Directions:
Among the entries below, find the lines that contain the string "Ngày". State only how many there are.

Given records:
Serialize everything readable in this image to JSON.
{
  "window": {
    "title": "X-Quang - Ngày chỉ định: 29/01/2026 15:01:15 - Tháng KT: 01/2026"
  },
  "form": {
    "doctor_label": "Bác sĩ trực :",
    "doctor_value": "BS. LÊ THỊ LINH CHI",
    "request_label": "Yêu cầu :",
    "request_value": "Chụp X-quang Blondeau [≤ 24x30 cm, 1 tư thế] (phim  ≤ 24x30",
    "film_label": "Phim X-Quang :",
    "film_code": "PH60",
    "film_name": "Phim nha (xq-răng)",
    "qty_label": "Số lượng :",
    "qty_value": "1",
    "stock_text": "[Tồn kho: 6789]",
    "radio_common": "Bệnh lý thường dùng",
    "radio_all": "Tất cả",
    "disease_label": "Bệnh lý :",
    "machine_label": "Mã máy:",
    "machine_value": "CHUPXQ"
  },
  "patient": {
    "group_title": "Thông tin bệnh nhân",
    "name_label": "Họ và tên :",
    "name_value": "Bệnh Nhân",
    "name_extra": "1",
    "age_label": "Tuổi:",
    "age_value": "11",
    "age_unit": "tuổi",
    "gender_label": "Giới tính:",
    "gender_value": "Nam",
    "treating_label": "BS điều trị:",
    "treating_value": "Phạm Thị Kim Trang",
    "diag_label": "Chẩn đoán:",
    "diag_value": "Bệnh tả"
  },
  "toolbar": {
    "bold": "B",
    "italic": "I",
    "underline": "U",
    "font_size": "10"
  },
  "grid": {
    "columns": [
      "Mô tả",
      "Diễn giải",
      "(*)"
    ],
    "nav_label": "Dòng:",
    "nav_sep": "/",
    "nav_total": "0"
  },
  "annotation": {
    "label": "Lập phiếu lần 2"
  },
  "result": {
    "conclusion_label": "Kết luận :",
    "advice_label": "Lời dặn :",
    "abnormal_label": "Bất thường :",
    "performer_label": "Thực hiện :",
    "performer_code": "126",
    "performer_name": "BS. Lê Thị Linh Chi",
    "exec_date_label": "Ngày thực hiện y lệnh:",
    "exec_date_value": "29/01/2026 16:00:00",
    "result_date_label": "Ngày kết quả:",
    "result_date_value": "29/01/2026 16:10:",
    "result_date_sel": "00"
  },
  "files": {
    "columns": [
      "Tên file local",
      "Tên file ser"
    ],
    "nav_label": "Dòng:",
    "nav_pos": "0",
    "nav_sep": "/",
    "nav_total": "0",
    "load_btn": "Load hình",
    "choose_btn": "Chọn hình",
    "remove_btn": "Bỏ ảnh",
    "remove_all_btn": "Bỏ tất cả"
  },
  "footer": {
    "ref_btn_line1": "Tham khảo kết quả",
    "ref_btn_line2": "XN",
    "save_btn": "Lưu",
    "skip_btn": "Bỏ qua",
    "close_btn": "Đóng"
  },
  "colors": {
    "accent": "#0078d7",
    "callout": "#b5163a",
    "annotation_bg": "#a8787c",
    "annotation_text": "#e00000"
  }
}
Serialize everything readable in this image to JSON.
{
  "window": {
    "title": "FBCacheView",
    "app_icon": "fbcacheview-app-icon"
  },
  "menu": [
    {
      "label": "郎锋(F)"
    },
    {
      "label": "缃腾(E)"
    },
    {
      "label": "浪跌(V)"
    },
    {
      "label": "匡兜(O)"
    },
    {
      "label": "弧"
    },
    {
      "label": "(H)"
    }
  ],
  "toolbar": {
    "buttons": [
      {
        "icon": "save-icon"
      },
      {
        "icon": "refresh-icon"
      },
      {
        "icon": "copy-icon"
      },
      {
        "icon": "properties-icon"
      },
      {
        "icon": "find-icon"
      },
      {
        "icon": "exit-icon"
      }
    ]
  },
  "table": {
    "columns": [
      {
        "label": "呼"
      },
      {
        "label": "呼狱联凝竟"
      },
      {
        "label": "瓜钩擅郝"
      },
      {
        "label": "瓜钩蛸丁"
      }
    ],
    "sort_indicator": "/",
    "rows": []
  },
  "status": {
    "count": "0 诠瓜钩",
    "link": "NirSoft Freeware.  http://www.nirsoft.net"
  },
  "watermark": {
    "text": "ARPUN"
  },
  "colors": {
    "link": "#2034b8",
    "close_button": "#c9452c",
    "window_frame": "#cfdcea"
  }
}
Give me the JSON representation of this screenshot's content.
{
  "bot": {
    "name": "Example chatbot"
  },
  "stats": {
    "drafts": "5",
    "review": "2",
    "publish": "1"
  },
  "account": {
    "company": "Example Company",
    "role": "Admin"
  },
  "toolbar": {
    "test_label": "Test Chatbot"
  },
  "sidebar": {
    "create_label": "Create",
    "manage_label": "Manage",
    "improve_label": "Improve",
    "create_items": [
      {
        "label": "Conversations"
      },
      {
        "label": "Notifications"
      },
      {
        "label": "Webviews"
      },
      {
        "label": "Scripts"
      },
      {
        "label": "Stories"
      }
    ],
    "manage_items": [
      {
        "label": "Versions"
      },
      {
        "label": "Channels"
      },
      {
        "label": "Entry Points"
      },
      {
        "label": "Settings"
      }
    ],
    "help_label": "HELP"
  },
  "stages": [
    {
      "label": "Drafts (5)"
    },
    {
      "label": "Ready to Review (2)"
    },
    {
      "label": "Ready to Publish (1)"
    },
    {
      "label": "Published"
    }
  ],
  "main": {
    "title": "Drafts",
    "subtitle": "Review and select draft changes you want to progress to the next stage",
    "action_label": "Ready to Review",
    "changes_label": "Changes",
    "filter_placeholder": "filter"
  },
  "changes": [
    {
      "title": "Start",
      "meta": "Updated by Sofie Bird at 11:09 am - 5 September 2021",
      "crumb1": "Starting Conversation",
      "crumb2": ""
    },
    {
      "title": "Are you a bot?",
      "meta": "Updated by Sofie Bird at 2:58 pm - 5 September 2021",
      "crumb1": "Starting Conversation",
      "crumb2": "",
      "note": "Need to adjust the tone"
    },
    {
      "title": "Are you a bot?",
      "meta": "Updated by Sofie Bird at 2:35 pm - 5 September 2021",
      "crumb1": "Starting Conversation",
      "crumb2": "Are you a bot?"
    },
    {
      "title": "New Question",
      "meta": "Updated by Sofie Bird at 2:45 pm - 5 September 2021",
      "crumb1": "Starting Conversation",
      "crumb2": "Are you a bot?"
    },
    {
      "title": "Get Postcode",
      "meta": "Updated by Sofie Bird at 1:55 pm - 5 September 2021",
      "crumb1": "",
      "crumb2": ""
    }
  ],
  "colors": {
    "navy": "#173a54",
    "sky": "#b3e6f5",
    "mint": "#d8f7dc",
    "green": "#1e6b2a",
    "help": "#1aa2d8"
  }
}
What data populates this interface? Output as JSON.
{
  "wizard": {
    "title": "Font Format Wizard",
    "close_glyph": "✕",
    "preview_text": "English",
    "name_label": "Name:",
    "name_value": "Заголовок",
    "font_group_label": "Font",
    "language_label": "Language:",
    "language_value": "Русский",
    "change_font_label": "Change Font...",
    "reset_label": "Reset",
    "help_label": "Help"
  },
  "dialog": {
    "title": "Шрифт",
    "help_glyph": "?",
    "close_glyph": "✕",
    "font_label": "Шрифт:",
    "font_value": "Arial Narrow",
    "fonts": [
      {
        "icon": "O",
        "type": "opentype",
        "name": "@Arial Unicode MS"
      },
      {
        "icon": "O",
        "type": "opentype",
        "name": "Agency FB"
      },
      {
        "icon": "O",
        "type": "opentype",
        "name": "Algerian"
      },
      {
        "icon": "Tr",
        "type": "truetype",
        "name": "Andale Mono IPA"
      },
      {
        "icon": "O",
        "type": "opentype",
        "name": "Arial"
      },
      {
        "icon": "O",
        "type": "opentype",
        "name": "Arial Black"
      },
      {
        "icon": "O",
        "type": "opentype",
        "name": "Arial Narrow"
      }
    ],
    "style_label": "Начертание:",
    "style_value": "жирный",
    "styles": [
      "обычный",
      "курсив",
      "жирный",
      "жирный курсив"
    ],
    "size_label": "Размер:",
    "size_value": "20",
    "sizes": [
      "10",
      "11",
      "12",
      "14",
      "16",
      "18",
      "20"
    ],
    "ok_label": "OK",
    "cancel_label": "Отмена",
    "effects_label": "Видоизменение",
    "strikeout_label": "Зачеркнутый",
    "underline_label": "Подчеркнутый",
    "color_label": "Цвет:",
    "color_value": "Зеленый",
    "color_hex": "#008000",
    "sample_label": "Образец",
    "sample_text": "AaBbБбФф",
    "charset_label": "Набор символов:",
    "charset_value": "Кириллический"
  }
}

Answer box:
3